There are industry trade groups associated with just about every food type you can think of. Beans, olives, milk, fruit, nuts, beef, chicken, wine--you name it, there's probably an international, national or regional group representing it. These associations usually aren't promoting a particular brand name, but like the food companies, they too, often publish promotional recipe pamphlets as part of their advertising efforts.
One of my posts last May was about an educational gelatine cookbook published for students and young cooks. That particular booklet contained product information, cooking instruction and recipes and was published by a food manufacturer. Many of these student-oriented recipe booklets were also published by trade organizations.
The National Dairy Council published quite a few recipe booklets that stressed the importance of milk and other dairy products as a part of a healthy diet.
I came across another one of their publications, Uncle Jim's Dairy Farm (1963, 24 pages), that wasn't a recipe book at all. Instead, it's a story about two city children, George and Betty, who go to spend the summer with their country cousins Andy and Jane, who live on a dairy farm.
This booklet was probably written for the 1st or 2nd grade level and was used as a teaching aid by elementary school teachers in their nutrition education activities.
This booklet was only one of several nutrition education booklets the National Dairy Council published from the 1940s through the 1960s. Other titles include:
- My Friend the Cow
- Milk for You and Me
- When I Grow Up
- Our Food, Where It Comes From
- Hello U.S.A.
- Is It True?
Watching and listening to it now eerily takes me right back to the old school classrooms and auditoriums of the 1960s when the teacher would roll in the film projector from the audio-visual closet, turn out the lights and subject the entire class to some rather lame productions (which seemed overly simplistic even back then). While I don't have any recollection of this particular film, I do remember one about chickens.

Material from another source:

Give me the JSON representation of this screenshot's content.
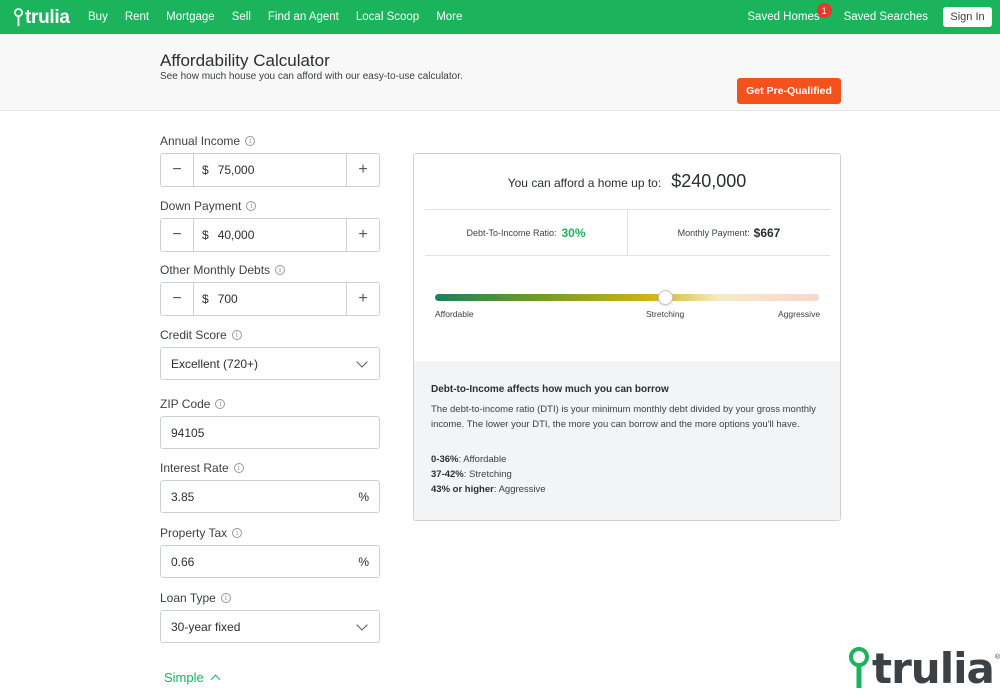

An article in a 1954 issue of the Journal of Home Economics suggests how the film could be used as a social studies activity:
Either the study of farm animals or where our food comes from could stimulate an interest in milk and the milk products. The films "Our Foster Mother" and "Uncle Jim's Dairy Farm" could be shown. This would be an excellent opportunity to encourage drinking milk, and the teacher and pupils might plan a party with everybody being served a glass of milk.I noticed that the color illustrations in the booklet contain the same people, wearing the same clothing, as in the movie.
Uncle Fred and Aunt Alice's family car looks sort of familiar. My first car, acquired free-of-charge from my parents at age 16, was a metallic green 1963 Chevrolet Impala 4-door hardtop that looked similar to the car in the photo. What a dinosaur I thought that car was!
Shown below are some cover photos of the other eductional booklets. My Friend the Cow is by Lois Lenski, one of my favorite children's book authors and illustrators.